The iconic honeycomb-shaped mirror is likely the first thing you’ll notice when you see the James Webb Space Telescope.
NASA, ESA, and G. Bacon (STScI)
Once the honeycomb mirror captures light from the universe, it reflects that light onto the instruments in the ISIM via secondary mirrors.
Over the past few months, the ISIM’s four instruments have been tested, aligned, and cooled to prepare for their much-anticipated survey of the cosmos.
Once they’re in full swing (very soon!) the instruments will capture never-before-seen views of the universe at wavelengths invisible to the human eye.
Here’s an inside look at JWST’s 4 science instruments:
Containing both a camera and a spectrograph, MIRI can detect infrared light emitted by objects at frequencies far too low for our eyes to see.
But to do this, MIRI has to be extremely cold.
NASA/Goddard Space Flight Center/Chris Gunn
Earlier this month, the instrument reached 7 degrees Kelvin (negative 447 degrees Fahrenheit), and is the coldest instrument onboard the JWST.
NIRCam is the JWST’s primary imaging system. It will detect near-infrared wavelengths, which are at higher frequencies than the ones MIRI will see, but still invisible to the human eye.
It has the ability to block out light from target stars, which will give us crisper, clearer views of planetary systems that would be otherwise obscured.

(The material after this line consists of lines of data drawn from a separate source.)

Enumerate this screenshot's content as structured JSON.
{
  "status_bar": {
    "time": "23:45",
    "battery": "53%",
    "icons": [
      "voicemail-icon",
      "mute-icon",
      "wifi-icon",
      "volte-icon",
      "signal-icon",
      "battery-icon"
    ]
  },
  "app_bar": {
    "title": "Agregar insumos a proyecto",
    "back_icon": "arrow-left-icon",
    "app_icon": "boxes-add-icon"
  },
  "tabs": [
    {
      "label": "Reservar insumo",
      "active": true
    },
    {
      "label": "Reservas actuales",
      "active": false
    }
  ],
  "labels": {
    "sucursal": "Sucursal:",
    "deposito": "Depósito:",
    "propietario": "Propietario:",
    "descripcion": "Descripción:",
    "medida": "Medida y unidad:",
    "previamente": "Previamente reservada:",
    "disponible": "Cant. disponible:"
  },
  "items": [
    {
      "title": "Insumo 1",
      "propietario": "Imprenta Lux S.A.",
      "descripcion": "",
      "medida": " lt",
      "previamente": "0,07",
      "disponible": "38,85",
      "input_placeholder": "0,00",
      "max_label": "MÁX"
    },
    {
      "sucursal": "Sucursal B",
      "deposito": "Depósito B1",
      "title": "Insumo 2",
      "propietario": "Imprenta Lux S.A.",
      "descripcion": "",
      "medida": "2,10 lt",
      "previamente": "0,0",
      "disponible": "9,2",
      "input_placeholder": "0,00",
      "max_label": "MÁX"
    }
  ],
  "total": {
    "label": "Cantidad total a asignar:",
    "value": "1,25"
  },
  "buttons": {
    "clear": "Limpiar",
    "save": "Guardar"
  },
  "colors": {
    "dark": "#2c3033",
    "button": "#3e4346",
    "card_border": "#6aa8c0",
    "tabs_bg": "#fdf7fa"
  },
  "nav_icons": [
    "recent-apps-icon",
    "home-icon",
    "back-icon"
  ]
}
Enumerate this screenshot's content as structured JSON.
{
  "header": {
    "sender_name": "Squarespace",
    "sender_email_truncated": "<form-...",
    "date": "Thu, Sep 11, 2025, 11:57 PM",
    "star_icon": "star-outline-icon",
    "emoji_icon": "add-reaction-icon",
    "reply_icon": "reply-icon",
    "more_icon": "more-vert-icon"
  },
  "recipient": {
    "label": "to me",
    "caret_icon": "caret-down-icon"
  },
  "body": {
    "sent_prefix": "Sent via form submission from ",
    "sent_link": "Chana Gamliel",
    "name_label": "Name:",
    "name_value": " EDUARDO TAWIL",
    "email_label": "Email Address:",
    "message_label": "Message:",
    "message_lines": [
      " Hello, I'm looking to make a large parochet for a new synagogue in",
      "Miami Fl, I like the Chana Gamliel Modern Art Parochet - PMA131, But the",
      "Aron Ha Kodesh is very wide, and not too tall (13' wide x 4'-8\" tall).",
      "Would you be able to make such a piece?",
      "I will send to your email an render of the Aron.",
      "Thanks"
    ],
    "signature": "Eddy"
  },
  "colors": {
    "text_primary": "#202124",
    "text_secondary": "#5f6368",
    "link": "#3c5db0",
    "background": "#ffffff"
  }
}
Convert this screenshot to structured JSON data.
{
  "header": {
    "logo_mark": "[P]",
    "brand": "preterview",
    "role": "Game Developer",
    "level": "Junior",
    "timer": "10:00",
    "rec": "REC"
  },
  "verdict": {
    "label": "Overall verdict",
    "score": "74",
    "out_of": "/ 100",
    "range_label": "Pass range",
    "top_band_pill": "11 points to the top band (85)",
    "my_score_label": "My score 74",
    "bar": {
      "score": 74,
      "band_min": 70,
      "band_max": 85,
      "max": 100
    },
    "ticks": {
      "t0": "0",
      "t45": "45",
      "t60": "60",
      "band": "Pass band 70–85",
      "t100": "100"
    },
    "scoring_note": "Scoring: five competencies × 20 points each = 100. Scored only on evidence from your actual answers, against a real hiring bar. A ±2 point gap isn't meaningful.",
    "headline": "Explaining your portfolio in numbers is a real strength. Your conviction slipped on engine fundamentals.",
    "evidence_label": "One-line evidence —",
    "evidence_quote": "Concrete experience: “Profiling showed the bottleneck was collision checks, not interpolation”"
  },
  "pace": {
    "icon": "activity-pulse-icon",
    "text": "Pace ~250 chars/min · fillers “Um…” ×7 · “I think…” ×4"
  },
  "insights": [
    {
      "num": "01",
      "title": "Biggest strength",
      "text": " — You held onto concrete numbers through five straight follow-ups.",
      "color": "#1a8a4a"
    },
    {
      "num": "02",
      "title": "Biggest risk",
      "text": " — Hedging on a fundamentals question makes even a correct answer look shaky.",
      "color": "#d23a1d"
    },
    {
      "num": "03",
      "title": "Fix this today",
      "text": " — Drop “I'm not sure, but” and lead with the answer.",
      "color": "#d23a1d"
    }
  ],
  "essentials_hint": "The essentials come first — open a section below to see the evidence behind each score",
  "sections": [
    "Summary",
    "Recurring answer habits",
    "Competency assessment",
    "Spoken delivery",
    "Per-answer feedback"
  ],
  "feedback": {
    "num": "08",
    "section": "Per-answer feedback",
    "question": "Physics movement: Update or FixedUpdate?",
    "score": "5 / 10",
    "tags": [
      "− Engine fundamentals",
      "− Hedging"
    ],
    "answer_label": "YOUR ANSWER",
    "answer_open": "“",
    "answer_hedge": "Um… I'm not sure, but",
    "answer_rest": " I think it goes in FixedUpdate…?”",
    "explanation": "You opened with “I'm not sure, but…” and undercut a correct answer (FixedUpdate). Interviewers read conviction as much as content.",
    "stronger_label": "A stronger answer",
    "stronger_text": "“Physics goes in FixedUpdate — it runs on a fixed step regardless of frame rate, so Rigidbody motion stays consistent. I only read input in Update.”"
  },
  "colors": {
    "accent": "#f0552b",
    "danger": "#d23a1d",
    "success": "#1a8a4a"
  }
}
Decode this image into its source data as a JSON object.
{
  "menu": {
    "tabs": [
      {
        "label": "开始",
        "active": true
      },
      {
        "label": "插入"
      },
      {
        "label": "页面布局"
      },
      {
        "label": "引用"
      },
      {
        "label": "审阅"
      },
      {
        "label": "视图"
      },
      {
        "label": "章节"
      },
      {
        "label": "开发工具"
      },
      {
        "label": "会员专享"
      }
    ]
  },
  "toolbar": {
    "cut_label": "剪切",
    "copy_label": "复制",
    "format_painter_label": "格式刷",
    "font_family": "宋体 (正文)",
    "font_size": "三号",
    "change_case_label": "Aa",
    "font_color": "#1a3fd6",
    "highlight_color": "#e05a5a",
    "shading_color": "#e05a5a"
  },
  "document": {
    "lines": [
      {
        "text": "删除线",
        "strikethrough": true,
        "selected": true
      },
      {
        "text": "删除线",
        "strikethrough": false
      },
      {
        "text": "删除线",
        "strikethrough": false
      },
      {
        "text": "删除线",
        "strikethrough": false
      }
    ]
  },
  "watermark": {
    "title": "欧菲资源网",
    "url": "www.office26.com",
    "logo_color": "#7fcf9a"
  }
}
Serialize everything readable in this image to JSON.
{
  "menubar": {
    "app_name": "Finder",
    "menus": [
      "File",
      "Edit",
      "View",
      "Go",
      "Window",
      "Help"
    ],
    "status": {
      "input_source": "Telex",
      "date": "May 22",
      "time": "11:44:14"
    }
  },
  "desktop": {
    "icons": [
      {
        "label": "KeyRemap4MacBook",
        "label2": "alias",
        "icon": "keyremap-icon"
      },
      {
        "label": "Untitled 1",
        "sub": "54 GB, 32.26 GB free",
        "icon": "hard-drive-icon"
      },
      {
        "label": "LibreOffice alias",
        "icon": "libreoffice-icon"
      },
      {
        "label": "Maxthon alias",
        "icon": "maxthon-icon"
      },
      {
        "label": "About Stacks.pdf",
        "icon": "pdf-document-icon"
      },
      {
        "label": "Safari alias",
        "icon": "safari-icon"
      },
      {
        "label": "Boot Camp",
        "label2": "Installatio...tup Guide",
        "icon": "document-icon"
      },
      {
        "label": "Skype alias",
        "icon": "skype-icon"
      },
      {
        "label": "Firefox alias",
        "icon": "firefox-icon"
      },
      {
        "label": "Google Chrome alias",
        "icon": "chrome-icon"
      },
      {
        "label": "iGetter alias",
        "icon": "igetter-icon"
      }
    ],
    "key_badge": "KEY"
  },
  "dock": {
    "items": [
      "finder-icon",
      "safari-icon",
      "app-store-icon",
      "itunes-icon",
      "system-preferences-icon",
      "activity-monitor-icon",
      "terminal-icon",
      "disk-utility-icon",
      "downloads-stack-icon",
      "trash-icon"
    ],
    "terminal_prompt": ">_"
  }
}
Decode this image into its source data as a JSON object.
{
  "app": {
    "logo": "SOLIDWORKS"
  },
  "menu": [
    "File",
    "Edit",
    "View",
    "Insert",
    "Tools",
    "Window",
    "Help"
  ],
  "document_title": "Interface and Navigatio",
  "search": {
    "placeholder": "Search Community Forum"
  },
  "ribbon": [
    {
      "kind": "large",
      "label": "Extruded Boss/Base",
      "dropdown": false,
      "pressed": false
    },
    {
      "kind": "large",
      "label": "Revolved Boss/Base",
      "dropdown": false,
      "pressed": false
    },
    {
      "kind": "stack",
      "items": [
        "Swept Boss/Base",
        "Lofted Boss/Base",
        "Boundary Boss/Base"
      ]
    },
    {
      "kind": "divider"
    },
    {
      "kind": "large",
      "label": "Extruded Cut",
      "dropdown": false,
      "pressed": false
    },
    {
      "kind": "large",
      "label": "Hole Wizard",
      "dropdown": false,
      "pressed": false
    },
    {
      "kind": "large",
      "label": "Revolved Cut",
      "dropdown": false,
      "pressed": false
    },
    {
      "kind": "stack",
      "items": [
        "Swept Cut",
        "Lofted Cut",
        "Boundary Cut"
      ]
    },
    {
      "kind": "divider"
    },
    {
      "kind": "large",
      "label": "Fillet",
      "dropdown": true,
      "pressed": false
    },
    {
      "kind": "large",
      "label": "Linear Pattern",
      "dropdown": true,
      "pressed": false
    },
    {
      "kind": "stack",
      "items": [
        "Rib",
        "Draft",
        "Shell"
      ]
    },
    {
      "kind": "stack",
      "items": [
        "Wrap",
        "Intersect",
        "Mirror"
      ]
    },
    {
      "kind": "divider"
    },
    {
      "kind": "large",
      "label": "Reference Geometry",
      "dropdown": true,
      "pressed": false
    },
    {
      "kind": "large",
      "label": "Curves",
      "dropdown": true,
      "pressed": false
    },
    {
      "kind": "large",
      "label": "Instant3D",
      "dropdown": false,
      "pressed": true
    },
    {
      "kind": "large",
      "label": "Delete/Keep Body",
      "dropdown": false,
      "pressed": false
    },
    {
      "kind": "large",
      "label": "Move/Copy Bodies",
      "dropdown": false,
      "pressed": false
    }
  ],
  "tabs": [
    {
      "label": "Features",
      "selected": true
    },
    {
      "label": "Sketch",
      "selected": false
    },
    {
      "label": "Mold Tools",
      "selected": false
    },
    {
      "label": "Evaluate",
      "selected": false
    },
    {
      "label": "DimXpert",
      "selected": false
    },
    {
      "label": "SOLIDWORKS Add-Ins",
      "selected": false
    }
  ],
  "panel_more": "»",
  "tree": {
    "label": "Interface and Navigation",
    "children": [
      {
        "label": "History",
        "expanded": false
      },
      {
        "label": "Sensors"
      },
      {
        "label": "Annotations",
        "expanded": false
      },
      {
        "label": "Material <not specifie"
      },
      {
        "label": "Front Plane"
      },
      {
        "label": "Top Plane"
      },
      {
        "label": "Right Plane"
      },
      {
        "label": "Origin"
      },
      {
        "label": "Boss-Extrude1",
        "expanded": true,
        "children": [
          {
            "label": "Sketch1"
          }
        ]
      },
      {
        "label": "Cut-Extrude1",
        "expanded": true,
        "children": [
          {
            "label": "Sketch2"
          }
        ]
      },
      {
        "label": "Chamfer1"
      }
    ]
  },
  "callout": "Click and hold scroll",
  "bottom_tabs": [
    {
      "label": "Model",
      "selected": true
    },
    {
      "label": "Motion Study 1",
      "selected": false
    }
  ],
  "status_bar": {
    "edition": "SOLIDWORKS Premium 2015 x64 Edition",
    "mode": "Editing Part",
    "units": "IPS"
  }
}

NIRSpec will also detect light on the near-infrared spectrum, but will decode different information from objects than the cameras on board.
As a spectrograph, NIRSpec will use incoming light to parse out the physical properties of distant objects such as their mass, chemical composition, and temperature.
It also has a tool called a microshutter array that will allow the instrument to survey several objects in the sky at once.
A long name for a complicated instrument!
The purpose of the FGS/NIRISS is twofold: to point the telescope precisely, and to investigate objects at near-infrared wavelengths.
The FGS does the guiding, while the NIRISS will detect the movements of exoplanets and try to find some of the oldest objects in the universe.